Under Cover’s sequencing is an important to note in examining this record because of its ability to maintain the album’s energy from beginning to end. The album starts out full throttle with the band’s cover of Judas Priest’s ‘Breakin’ The Law’ and keeps the energy flowing just as highly as it launches into its cover of The Sex Pistols’ ‘God Save The Queen.’ Even as the album progresses into the band’s cover of ‘Heroes,’ the energy still maintains itself even here. Given, it isn’t as high as in the album’s first two entries, but still keeps moving. The energy picks right back up as the album takes listeners through the band’s covers of Rainbow’s Starstruck’ and Ted Nugent’s ‘Cat Scratch Fever’ before pulling back again with two straight Rolling Stones covers. From there on out, the energy picks right back and stays stable right to the album’s end even with the change in the songs’ styles. Keeping this in mind, it is clear that plenty of time and thought was put into the record’s sequencing. That time and thought ensures listeners’ engagement from beginning to end here. That is because the record’s energy never lets up too much at any one point or even gets too high. When this is taken into account along with the collective value of the record’s songs and their associated bands, it adds that much more depth to the collection. That being the case, the whole of those elements make Under Cover a collection that will appeal not only to Motorhead’s fans from start to finish but to rock fans in general.
Motrhead’s recently released compilation record Under Cover is a collection of songs that will appeal both to Motorhead’s fans and to rock fans in general. This is the case even though being a compilation record, it does not necessarily break any new ground in the way of compilation records.

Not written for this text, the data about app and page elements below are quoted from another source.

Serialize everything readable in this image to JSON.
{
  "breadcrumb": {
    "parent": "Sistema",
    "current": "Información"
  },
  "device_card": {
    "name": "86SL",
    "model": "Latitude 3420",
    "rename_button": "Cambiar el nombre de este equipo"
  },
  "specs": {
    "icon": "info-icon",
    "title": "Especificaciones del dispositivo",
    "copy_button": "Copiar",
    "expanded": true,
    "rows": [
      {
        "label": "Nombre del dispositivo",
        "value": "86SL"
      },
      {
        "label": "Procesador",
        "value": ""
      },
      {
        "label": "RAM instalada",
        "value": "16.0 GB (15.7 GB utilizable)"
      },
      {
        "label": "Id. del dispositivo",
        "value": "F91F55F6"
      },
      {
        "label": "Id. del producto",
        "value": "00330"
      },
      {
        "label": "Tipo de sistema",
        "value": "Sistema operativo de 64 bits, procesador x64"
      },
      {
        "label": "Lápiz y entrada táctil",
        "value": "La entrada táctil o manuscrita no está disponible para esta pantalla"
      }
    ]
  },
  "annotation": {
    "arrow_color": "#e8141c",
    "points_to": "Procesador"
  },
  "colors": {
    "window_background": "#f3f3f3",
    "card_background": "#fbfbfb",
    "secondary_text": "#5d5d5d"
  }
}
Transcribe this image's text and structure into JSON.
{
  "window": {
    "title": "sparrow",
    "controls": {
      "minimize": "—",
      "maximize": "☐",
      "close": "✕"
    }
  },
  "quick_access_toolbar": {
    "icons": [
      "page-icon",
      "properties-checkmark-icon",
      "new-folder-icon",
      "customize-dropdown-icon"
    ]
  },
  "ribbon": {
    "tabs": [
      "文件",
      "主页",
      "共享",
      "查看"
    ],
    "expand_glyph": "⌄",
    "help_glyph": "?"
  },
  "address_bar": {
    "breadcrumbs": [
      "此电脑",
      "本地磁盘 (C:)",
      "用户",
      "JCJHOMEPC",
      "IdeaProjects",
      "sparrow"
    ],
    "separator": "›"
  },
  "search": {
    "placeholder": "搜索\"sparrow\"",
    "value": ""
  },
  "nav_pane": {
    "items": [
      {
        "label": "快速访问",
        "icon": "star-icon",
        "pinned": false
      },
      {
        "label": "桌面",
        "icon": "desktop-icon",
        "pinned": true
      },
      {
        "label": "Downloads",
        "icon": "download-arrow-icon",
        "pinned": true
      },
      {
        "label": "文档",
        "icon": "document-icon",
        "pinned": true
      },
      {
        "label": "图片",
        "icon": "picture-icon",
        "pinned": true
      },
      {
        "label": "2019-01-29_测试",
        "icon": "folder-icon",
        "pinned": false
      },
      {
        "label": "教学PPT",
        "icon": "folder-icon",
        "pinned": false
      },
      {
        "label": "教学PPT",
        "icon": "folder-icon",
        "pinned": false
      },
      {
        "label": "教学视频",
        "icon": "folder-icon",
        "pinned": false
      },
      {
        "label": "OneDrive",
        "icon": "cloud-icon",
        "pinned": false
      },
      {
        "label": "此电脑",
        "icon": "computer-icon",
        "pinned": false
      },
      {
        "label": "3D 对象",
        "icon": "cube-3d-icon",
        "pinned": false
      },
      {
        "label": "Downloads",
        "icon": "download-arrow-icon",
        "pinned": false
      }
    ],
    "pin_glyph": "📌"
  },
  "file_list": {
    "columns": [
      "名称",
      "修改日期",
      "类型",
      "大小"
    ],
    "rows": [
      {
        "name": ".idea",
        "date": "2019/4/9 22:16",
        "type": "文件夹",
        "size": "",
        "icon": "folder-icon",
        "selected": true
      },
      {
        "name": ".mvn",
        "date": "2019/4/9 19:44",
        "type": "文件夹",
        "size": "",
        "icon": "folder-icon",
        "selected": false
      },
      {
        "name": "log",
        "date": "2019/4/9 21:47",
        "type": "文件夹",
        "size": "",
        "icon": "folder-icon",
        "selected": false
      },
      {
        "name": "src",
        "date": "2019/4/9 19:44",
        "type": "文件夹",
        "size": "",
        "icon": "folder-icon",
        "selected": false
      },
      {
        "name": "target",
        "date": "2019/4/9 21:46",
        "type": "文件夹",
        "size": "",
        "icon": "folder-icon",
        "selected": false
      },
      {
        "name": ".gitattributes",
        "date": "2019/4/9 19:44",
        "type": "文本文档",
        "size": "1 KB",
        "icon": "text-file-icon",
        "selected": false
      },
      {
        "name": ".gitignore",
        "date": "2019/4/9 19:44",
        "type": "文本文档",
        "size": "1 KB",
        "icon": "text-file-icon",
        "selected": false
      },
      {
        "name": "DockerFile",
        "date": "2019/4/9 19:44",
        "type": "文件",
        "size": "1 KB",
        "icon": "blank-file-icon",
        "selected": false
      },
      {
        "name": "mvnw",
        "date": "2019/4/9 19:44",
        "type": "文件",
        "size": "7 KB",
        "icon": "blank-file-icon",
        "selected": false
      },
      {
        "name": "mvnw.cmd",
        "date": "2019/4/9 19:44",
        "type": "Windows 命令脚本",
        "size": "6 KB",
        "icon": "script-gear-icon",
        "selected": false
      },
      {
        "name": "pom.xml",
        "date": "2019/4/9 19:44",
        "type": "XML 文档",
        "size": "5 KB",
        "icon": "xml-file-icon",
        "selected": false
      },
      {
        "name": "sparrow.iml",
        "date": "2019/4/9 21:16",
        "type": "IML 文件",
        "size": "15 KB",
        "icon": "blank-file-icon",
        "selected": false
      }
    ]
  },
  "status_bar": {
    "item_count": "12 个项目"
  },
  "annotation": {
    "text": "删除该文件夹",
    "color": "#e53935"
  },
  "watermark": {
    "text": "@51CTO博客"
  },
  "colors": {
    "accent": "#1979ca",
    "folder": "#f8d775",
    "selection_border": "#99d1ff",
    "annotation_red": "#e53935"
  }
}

The songs and bands featured on this record serve collectively as a solid starting point for plenty of discussions both on Motorhead’s history and on rock history. They also do plenty to ensure listeners’ maintained engagement and entertainment. The record’s sequencing does much the same. All things considered, these elements make Under Cover a collection that while not exactly new to the compilation realm, is still entertaining in its own right. It is available now in stores and online. More information on Under Cover is available online now along with all of the latest Motorhead news at: